Ethnic groups often concentrate in different areas of the city e.g. Sparkbrook
Reasons for this - services developed to support these groups e.g. shops, religious facilities; people live close to friends/family already in these areas & people are less likely to face deiscrimination if they are less of a minority group in the area
Impacts - puts a strain on the healthcare services (e.g. too many people for local Gp's) , too many children in schools who don't speak English as their 1st language, problems of rubish collection/language barrier.
People leaving UK
Main reason is climate (most popular destination is Australia)
People moving to Birmingham
Jobs - higher paid jobs in UK than many places in Europe e.g. Poland
Fleeing from conflict e.g. War in Syria
Birmingham has a high migrant population & so migrants often join friends/ family in the city
Why people leave Birmingham & go to other parts of the UK
To retire - e.g. to South West Of UK ( Cornwall/Devon), nicer environment, better weather.
Jobs - maybe greater variety of jobs in other cities e.g. London
Why people move to Birmingham
Main group is students attending university
De - Industrialization pg. 162, 163
- Loss of jobs in the secondary ( manufacturing) industries
Factories closed down & companies moved jobs abroad e.g. To China where wages were lower & there was a bigger market for their goods. This saved companies money & made more profit
Many factories are in the old inner city area. They couldn't expand as the city had grown. Therefore, they closed factories & moved them out of the city where there was more space to expand. People lost jobs if they couldn't move with the factory.
Automation/ mechanisation- - this is where the machines do the work of people.

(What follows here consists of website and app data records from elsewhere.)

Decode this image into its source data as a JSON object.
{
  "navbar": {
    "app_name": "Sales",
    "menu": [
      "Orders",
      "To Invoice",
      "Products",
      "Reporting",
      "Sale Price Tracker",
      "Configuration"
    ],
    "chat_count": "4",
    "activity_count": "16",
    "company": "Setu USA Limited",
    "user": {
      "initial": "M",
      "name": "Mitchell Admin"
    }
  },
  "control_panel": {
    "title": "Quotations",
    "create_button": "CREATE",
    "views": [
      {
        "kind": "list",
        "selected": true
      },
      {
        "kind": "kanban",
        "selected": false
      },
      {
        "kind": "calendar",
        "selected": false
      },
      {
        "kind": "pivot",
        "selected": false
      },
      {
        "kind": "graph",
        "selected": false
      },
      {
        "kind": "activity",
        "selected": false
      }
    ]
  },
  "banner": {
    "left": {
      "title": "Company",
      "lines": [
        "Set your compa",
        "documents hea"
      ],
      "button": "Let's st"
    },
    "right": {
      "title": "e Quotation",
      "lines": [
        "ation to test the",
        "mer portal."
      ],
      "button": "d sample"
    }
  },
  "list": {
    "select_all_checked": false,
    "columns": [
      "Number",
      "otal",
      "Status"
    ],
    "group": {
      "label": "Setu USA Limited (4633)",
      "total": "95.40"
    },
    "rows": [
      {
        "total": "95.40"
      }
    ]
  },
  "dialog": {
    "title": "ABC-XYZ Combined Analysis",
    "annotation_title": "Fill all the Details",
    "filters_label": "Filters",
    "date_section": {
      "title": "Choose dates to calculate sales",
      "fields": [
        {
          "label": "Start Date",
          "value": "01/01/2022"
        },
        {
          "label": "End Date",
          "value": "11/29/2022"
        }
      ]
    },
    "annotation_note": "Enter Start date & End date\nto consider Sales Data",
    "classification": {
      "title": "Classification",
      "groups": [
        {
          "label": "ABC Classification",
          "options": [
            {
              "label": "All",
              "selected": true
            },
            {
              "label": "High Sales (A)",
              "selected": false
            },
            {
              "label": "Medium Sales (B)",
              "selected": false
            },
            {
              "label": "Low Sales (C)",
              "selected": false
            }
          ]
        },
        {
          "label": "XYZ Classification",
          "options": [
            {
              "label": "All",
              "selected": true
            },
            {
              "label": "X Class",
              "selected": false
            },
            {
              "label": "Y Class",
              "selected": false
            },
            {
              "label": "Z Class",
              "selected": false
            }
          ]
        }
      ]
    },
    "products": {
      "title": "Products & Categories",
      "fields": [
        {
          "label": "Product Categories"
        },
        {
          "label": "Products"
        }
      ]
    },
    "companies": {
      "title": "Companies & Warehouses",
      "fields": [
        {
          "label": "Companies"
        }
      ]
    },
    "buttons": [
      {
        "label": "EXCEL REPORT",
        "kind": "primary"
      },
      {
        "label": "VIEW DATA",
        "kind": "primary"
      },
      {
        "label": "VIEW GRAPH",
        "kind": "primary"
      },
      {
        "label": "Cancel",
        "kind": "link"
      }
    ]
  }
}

This leads to job losses as fewer workers are needed.
In Birmingham - new technology was slow to be adopted & factories in other other places ecame more efficient & so in Nirmingham factories closed.
Moterways were built on the edge of Birmingham - this allowed for very quick transportation of goods. Roads in the inner city were narrow & slow. Factories moved to be closer to moterways. Some people lossed their jobs if they couldn't move
- unemployment (downward spiral effect), pollution from the old inner city factories (especially where metal manufacturing had occured), workers need to be re-trained as they didn't have the skills for the new jobs in the tertiary (service) sector - 'structural unemployment'
Inequality pg. 164, 165
Why is there inequality in Birmingham
is the most deprived because there is the area where de-industrialization has been most severe.
Inner city - lowest expectancy, lowest incomes, worst housing, worst quality schools.
Least investment e.g. new infrastructure, housing, roads etc which creates further inequality
Jobs tend to be low paid in the inner city ( maybe manufacturing), or part time work.
Housing quality is worst in the inner city - this is often damp
Deprivation in Birmingham
Index of Multipole Deprivation - measures how deprived certain areas of the city are - looks at housing, crime, income, education & health
Changes in Retailing pg. 166, 167
1970s, CBD was most popular place for retail
as it was:
most accessible part of the city, had the highest footfall (number of people walking on the street). shops did
- mass car ownership ment people wanted to drive to the shops (couldn't because of narrow roads in CBD). Out of town shopping centres developed with free car parking and undercover shops E.g. Merry Hill in Dudley. Developed on edge of the city because it's the cheapest land
- CBD fights back. Birmingham built the
shopping centre, pedestrianized the CBD (make more attractive to shoppers) & ancouraging shops to open late.
Sustainability pg. 168, 169
Sustainability in general
- Meeting the need of the present, whilst at the same time allowing future generations to meet their needs
Many jobs have been created and this provides tax income for Birmingham to use to make changes
Encouraging people to use more energy efficient light bulbs in their homes & increasing the amount of insulation - reducing enrgy use
England Av recycling was 43.5% in 2013,
Birmingham Av recycling was 30.1%
Possible reason for difference is high migrant population
Provision of gas buse in Birmingham, using special bus lanes. This means that buses are often faster around the city than cars so people use them.